Together with other volunteers, my wife and I take turns to open this gem to the public on certain hours throughout the season. It is one of those local treasures that even local people are largely unaware of. I use the words gem and treasures without wishing to sound melodramatic as English Heritage tell us that this undercroft is one of the best preserved in the country

It is in fact a c13 shop, probably selling wine. That is an assumption but a safe one. We have records of wine merchants in the High Street during the c13 but we cannot make a direct link to this building . But that is what informed opinion believes.

The wine would have come from Gascony in SW France, which was English then, hence the trade connection. Wine would have come through Southampton and then by bullock cart overland to towns like Guildford

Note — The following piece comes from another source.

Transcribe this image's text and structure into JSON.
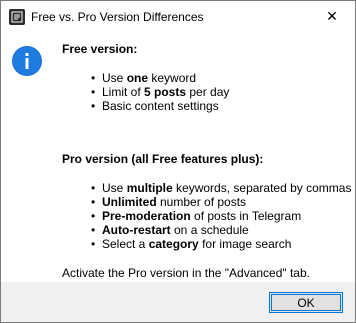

Guildford was wealthy in the c13. Wealth was derived from the wool trade and especially the trade in woollen cloth, the Guildford Blue for which the town was well known. The population of Guildford was probably less than 1000 in those days, and most would have been employed either directly or indirectly from the wool trade. Guildford controlled every aspect of manufacture. Sheep were raised on the Downs by the monks at Waverley. Weaving, fulling, dyeing, spinning, carding all were done locally

The processes are remembered in local place names. Racks Close was where the cloth was hung out to dry on “tenterhooks” after dyeing. Unscrupulous traders would stretch the damp cloth and make another metre or two. There are records in the Guildhall of such merchants being brought to book and fined. Finally a lead seal of approval was to be affixed to every roll of cloth that left the town to ensure that standards had been met.

Most went to export, especially to Antwerp which was the staple market, and from there across the then world, Europe and the Near East. The word staple is interesting. From the French word “etaple” meaning “main”. The main market or one of them. That is clear. So that buyers could see what they were buying, a small sample of wool was fixed to the label with a metal pin. The metal pin came to be known as a staple.

To come back to the undercroft, the reason that we are so proud of ours is that it was never restored in any way. What we look at is pure c13. The building is of chalk blocks or clunch which is the hard chalk dug deep from the earth. Guildford is on chalk. It was the only building material at the time. The stones are cut with a precision only possible from a master mason. Expensive to employ so the owner was indubitably a wealthy man. Another pointer to the merchant being a dealer in expensive goods.

To this day the c13 vaults take the weight of buildings above

On Saturday from 12 until 2 we had nearly 40 visitors, mostly shoppers who were passing and had never seen us before. Always their jaw drops as they come in, and they are fascinated with the story. Considering we were competing with the tennis, we didn’t think that was bad